Extracted records:
▼

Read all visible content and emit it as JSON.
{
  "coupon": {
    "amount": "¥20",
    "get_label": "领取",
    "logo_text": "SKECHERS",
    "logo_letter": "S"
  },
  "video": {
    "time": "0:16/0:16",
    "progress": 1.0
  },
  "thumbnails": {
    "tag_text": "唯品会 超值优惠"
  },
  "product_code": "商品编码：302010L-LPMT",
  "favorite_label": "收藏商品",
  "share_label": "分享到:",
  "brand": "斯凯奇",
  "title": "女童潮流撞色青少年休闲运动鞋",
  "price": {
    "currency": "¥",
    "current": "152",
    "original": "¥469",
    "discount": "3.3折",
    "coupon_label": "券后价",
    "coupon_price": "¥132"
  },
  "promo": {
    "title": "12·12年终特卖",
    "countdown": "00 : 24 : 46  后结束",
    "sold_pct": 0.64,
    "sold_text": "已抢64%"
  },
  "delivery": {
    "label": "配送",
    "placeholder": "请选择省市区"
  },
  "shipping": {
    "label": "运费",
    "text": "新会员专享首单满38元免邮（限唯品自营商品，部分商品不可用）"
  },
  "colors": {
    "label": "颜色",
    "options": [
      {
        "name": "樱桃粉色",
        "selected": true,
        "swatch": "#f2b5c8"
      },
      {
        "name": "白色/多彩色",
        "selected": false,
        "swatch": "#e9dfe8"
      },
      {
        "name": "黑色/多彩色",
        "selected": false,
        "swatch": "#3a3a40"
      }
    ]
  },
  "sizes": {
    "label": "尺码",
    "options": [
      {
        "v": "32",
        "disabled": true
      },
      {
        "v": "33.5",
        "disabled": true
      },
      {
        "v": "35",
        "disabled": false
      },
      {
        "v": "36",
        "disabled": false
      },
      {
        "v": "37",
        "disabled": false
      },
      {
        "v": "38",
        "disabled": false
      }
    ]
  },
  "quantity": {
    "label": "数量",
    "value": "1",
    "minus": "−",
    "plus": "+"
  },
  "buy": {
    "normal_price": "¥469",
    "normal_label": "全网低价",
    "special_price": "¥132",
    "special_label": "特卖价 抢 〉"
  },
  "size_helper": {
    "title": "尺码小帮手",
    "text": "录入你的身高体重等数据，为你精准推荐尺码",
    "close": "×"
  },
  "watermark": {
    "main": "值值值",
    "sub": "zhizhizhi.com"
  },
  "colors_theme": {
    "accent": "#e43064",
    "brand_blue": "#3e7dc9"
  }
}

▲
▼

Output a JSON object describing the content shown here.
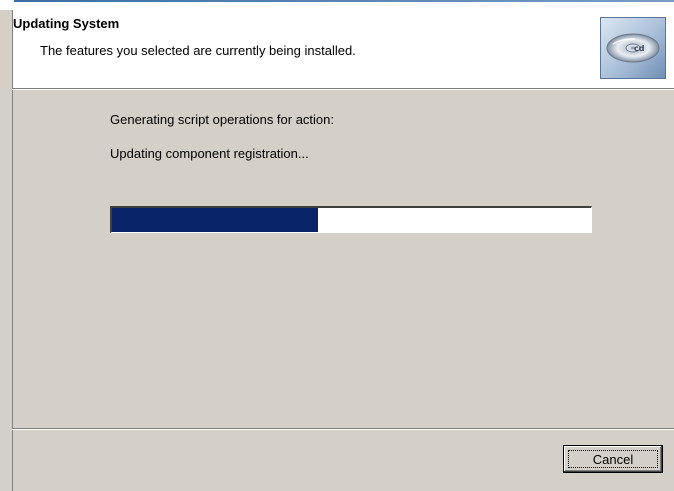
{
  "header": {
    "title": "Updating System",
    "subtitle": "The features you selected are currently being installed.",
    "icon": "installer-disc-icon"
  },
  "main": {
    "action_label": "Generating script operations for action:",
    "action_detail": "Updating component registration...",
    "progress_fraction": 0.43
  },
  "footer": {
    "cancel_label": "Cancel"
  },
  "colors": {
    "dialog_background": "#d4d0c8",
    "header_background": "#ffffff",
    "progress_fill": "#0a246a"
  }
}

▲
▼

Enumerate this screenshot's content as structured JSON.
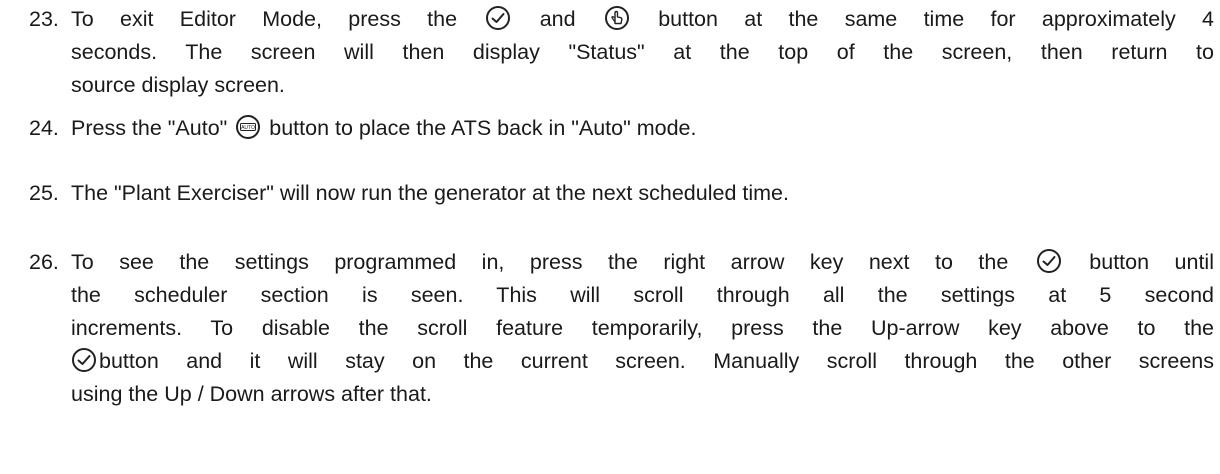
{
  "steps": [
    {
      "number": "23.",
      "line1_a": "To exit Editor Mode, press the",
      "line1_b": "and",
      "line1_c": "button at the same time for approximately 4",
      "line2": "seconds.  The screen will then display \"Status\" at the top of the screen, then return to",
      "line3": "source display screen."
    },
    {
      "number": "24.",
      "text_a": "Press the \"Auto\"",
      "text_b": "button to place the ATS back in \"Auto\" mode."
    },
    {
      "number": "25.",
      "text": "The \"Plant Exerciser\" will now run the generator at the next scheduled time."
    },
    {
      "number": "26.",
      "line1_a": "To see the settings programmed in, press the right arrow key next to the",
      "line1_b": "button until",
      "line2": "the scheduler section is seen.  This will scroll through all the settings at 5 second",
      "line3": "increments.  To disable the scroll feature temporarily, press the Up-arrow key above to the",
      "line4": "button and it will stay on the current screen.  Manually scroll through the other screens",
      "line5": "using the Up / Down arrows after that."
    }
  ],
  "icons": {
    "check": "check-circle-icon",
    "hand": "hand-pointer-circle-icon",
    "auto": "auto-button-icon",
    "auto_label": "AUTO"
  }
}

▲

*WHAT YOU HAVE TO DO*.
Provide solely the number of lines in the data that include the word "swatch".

*FINAL ANSWER*.
3